    So perhaps something to remind drivers to pay proper attention could be handy as long as the effect isn’t simply a temporary one due to novelty. But I dislike using flashing lights for it. If steady yellow and flashing yellow mean different things, you can’t tell at a glance which it is. Also, flashing lights are themselves distracting.

  • I see it adding confusion, not clarity. And people freaking out and slamming on their brakes when they don’t need to.

  • File under “Things sure to go wrong”

  • “Drivers must also stop at a solid yellow arrow.”

    Doesn’t this conflict with what the Texas Drivers Handbook (published by the Texas Department of Public Safety) states with regard to solid yellow lights?

  • Once again a bunch of traffic engineers think the driving public is so ignorant that , like Dimitri said, we cannot make the simplest decisions on our own. If we must throw away tax money to someone in cahoots with the public works departments, why not just use the countdown numbers that are used in crosswalks? I, too, find it asinine that
    there is no consistency here in deciding which intersections require a turn on left only signal.

  • One of the Dallas suburbs has these, I can’t stand them.

  • I’ve always assumed that some intersections have red arrows because visibility is limited in some way, or they are simply so busy and large that it’s difficult for people to judge whether it’s safe to turn. The one with arrows I drive through most frequently (Houston & Washington) is like this. Given Houston drivers’ penchant for just turning regardless of what else is going on, it’s not such a bad thing. (That one is also a busy enough intersection that at some times of day, you’re likely have people starting left turns into back-up streets which they can’t complete, since “don’t block the box” seems to be a foreign concept here.)

    The yellow arrow tells you to do what you’re supposed to be doing anywhere, and therefore is just visual clutter.

    (For an interesting take of this read the section of “Traffic” about British roads, which have far fewer signs than ours, and also fewer collisions despite being generally more crowded. There is such a thing as too much information while you’re trying to complete what should be a high-concentration task like driving.)

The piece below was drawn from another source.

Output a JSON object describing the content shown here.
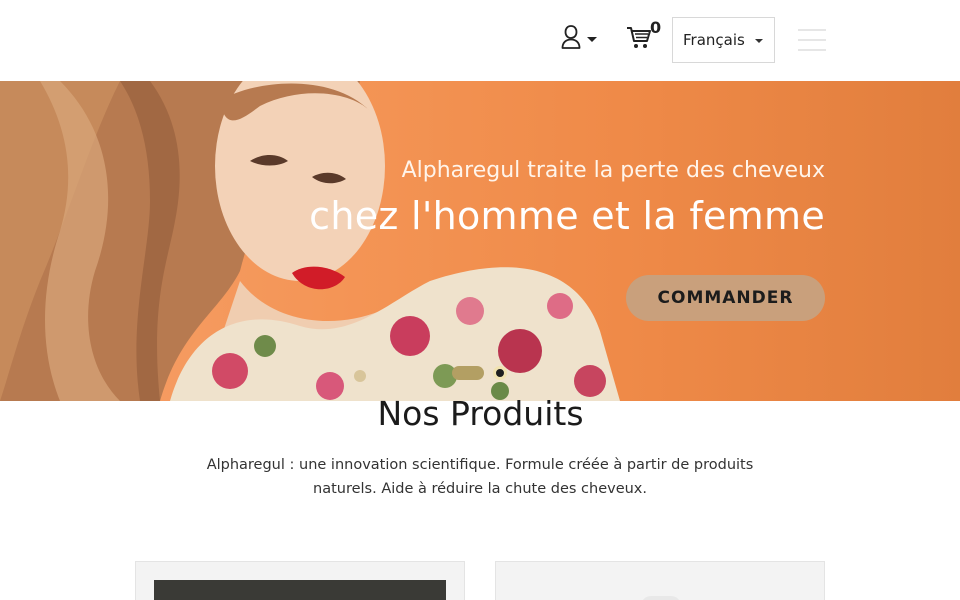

  • I don’t see this turning out so well, either. Anecdotally — I often observe folks refusing to obey left-turn yields with a regular green light and plowing in to oncoming traffic but who knows, maybe this will be the turning point (har!)